With the 2016 NFL Draft in the books, the 2016 Bears are coming into focus.

Sunday night, CSN broke down the weekend that was — a busy one for the Bears, featuring not just the draft but also the addition of a backup quarterback and the subtraction of veterans Matt Slauson and Antrel Rolle.

So where do the Bears stand? Click on the links below to hear from Chris Boden, Jim Miller, Dave Wannstedt and Hub Arkush as they recap the draft and the rest of the Bears' offseason.

— Draft Central: Initial impressions of Bears' draft class

— Draft Central: Scouting first-round pick Leonard Floyd

— Draft Central: Bears move around in Round 2

— Draft Central: A look at the Bears' post-draft depth chart

— Draft Central: Bears release Matt Slauson, Antrel Rolle

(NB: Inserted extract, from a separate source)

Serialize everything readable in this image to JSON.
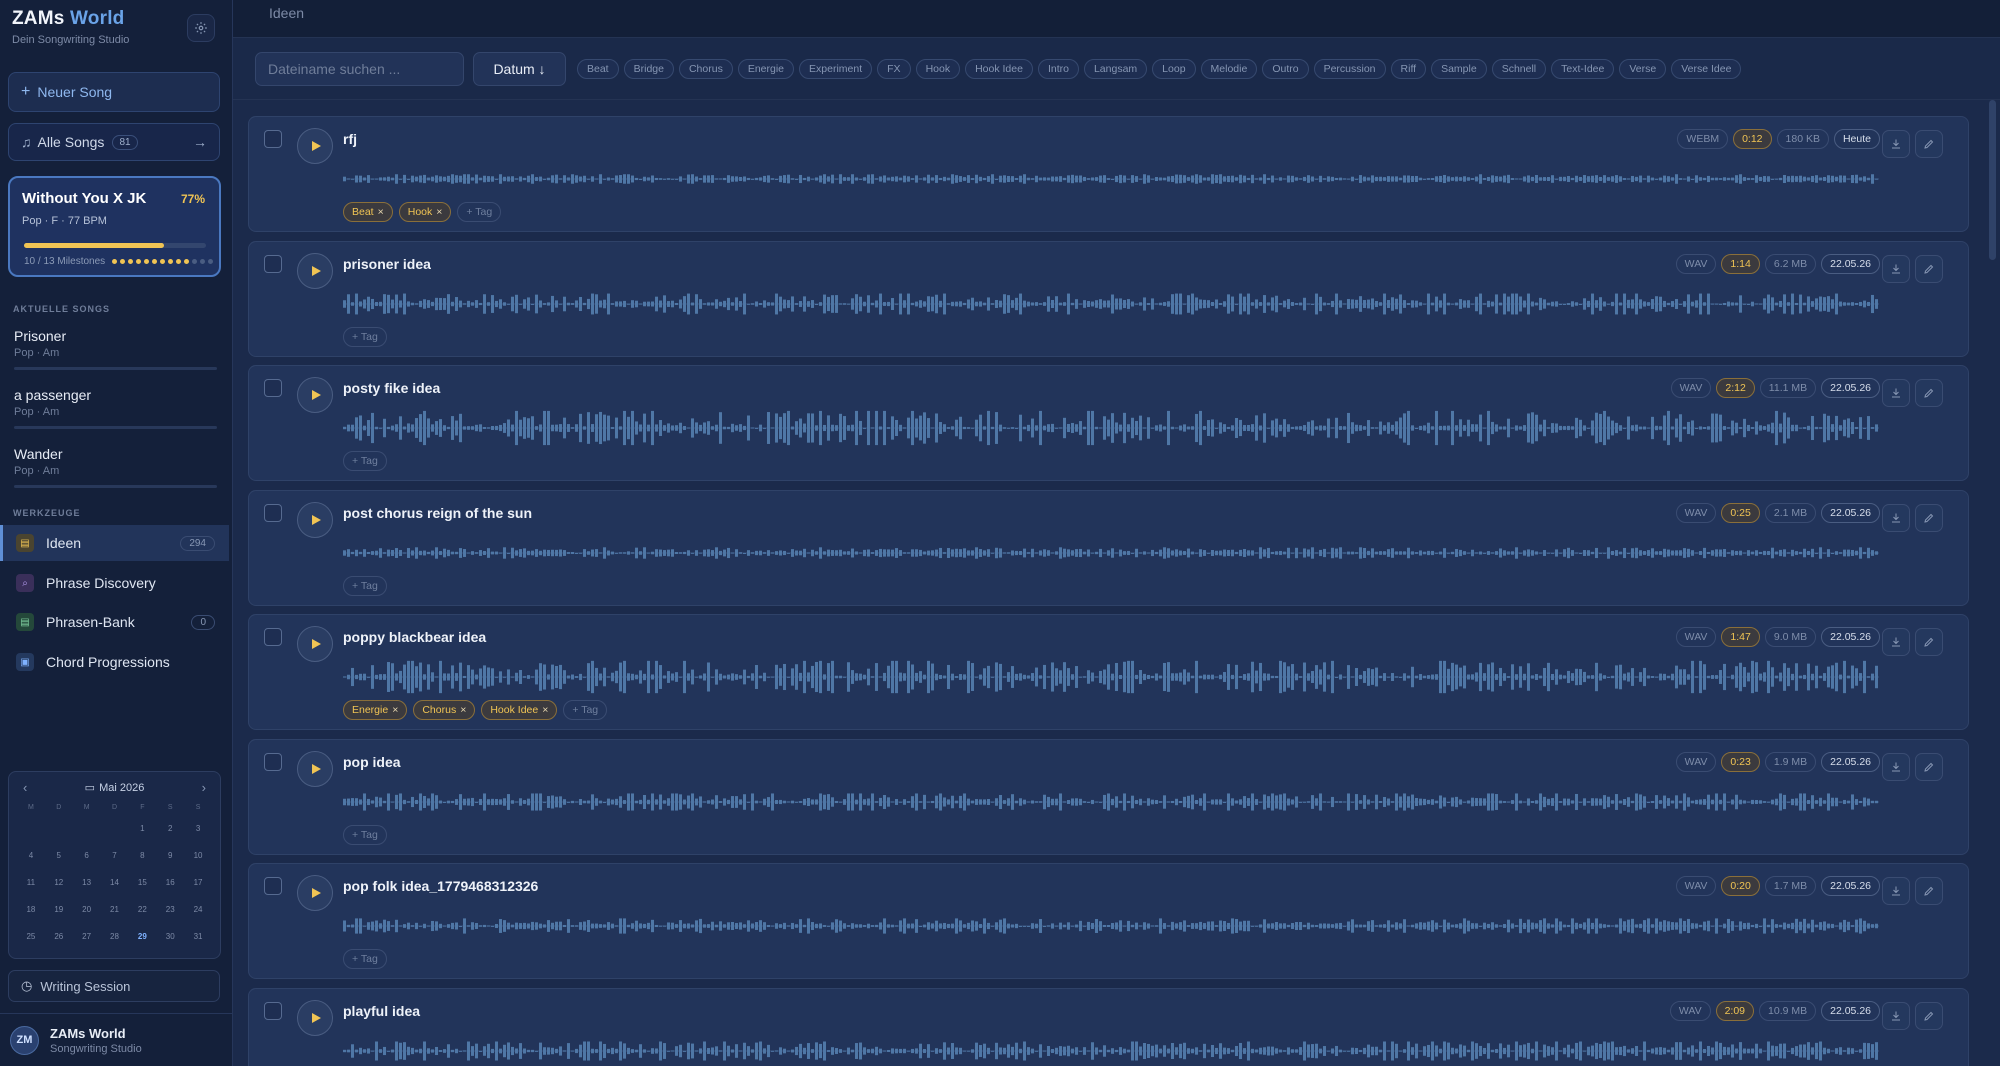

— Draft Central: Bears add Brian Hoyer as Jay Cutler backup